After a 90-minute one-on-one with the prime minister, David Davis was quick to claim victory over the backstop plan. Theresa May had backed down.
“Obviously there’s been a back and forth on this paper as there always is whenever the government publishes anything,” said a source close to the Brexit secretary.
“The backstop paper has been amended and now expresses, in much more detail, the time limited nature of our proposal.”
After a frantic back and forth overnight and into Thursday morning, the prime minister agreed to write a time-limit into the Irish border backstop proposal.
That was a definite shift in position.
Number 10 had insisted that a sunset clause could not be added; a red line Mrs May has now crossed in order to keep Mr Davis around her cabinet table and avoid a huge crisis ahead of the EU Withdrawal Bill’s return to the House of Commons.
True, the actual language of the backstop proposals is vague – and probably legally meaningless – but it is no doubt Mr Davis’s victory.
The EU will likely reject any proposals with an end date in it; but that’s a battle for another day.
The high drama of the past 24 hours was more than just political posturing from Mr Davis, say those who know him well.
This morning one ally told me it was “50-50” whether he’d stay or go.
“It’s Number 10’s move,” they added.
Another in the Davis camp told me that he was prepared to walk because of what he felt was at stake.
He and fellow Brexiteers fear the backstop plan on the Irish border could be used to keep Britain in a sort of customs union with the EU for evermore.
A sort of interminable soft Brexit. It is something they simply couldn’t countenance.
Mrs May has avoided a blow-up by giving some ground. But the bigger picture is still bleak.
Friends of Mr Davis say he is frustrated by the prime minister.
“It’s like getting on a bus, not going anywhere, with no destination,” says a Davis ally of Mrs May’s leadership.
He is angry that the white paper on the UK’s future relationship with the EU has been shelved until after the European Council summit at the end of this month; angry that the customs arrangements decision has been delayed; angry that he’s been sidelined by Mrs May’s most senior Brexit civil servant Olly Robbins.
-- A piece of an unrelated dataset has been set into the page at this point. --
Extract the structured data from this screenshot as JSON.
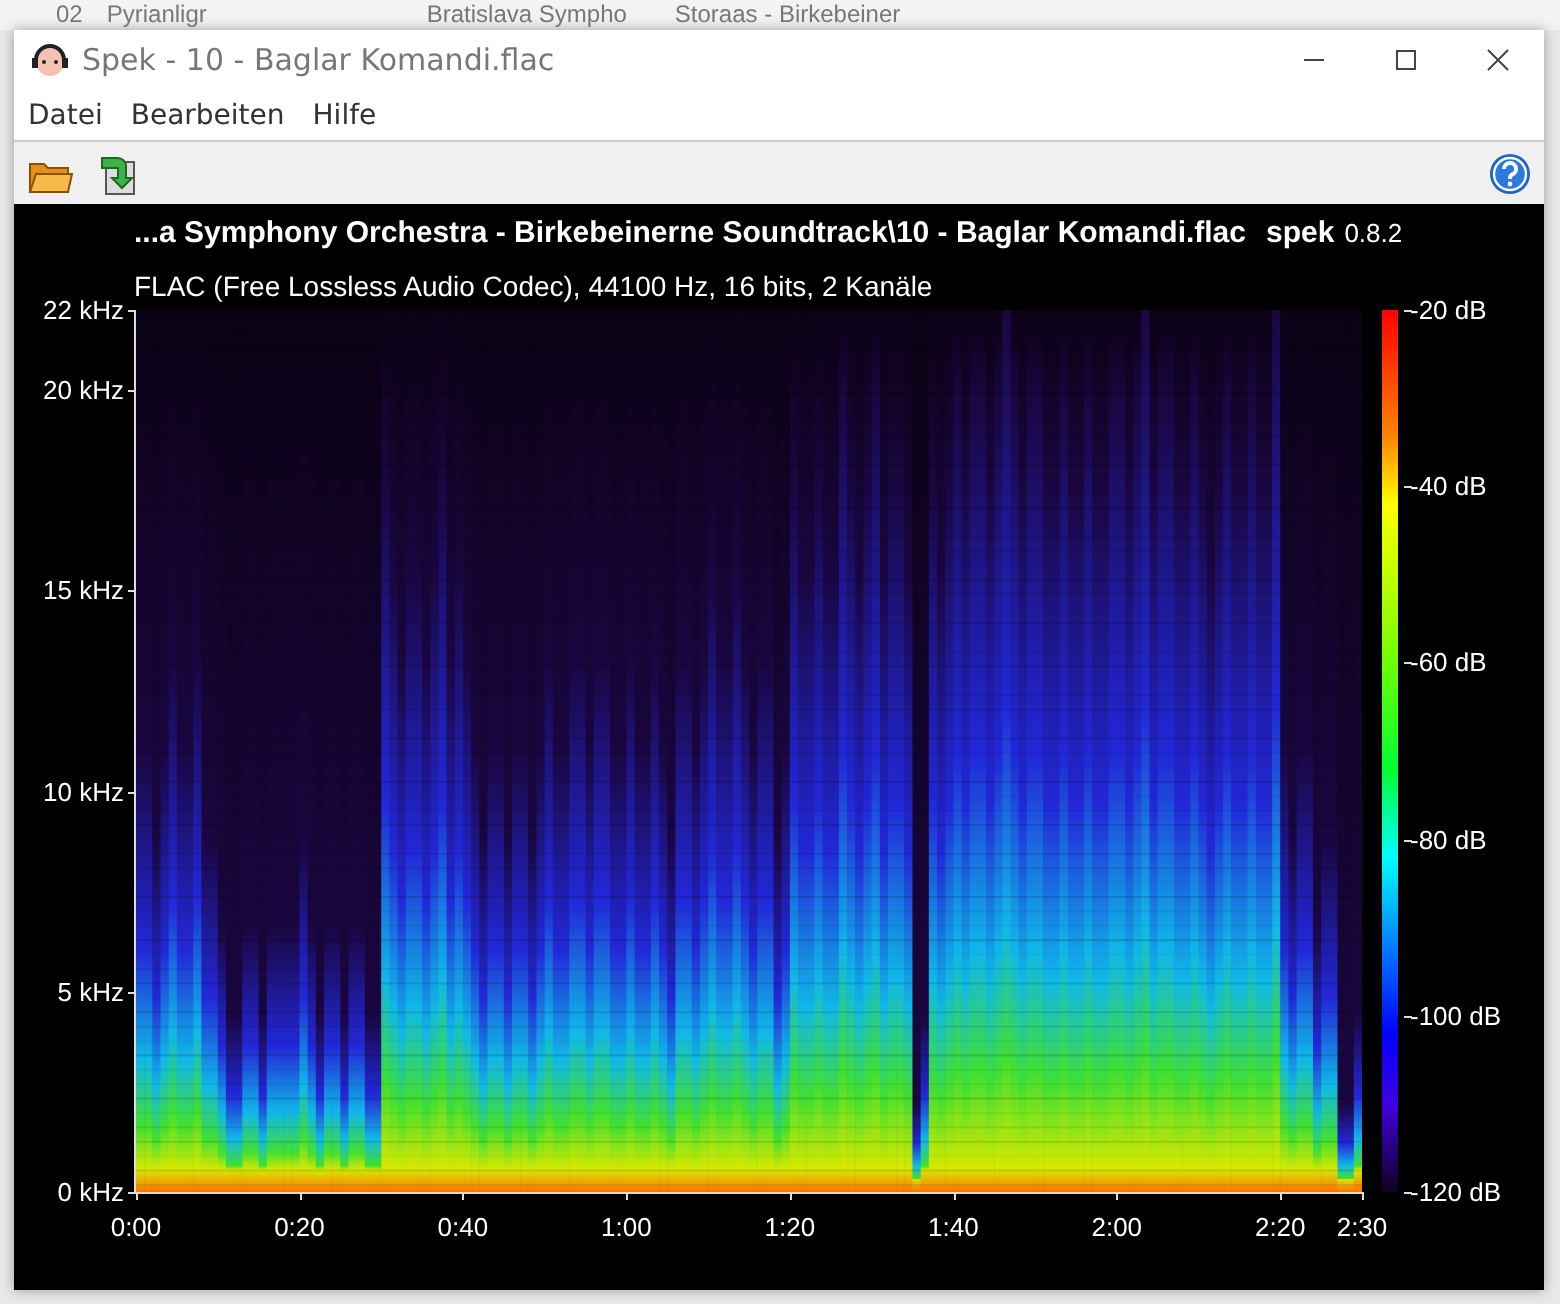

Mr Davis hasn’t walked today, but the odds of him becoming the next cabinet minister to quit were slashed on Thursday from 8/1 to 2/1.
– SKY News